Is there another planet with water on it?

Although many celestial bodies in the Solar System have a hydrosphere, Earth is the only celestial body known to have stable bodies of liquid water on its surface, with oceanic water covering 71% of its surface, which is essential to life on Earth.

Why do we look for water on other planets?

Liquid water is a necessity for every form of life known, with the possible exception of some plants or fungi that may get by on water vapor. With this in mind, scientists are eagerly searching for liquid water in places other than Earth.

Can Earth be filled with water?

According to the researchers’ calculations, the amount of water that could have gone down into the Earth’s mantle could potentially be as much as all the present-day oceans combined.

What other planets can we live on?

Kepler-62e and Kepler-62f are thought capable of hosting life. The planet Kepler-69c is located about 2,700 light-years from Earth in the constellation Cygnus. This is an illustration of the planet, which is the smallest yet found to orbit in the habitable zone of a sun-like star.

Why does NASA want water on Mars?

NASA scientists will look for water and places where living things might use heat energy from under ground. They will also look for signs of carbon, which is an element needed for life as we know it.

Can we live on Mars water?

Although the surface of Mars was periodically wet and could have been hospitable to microbial life billions of years ago, the current environment at the surface is dry and subfreezing, probably presenting an insurmountable obstacle for living organisms.

How old is the water we drink?

5 billion years
The water on our Earth today is the same water that’s been here for nearly 5 billion years. So far, we haven’t managed to create any new water, and just a tiny fraction of our water has managed to escape out into space. The only thing that changes is the form that water takes as it travels through the water cycle.

What was on Earth 1.5 billion years ago?

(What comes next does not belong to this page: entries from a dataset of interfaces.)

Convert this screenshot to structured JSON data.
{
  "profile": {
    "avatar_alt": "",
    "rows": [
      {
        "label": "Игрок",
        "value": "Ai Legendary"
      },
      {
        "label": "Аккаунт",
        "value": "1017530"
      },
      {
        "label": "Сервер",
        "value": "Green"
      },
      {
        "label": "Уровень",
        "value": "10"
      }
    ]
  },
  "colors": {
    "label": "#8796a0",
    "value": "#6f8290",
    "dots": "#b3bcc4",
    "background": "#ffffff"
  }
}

The first 1.5 billion years of Earth’s history were a tumultuous period that set the stage for the rest of the planet’s journey. Several key events took place, including the formation of the first continents, the emergence of land and the development of the early atmosphere and oceans.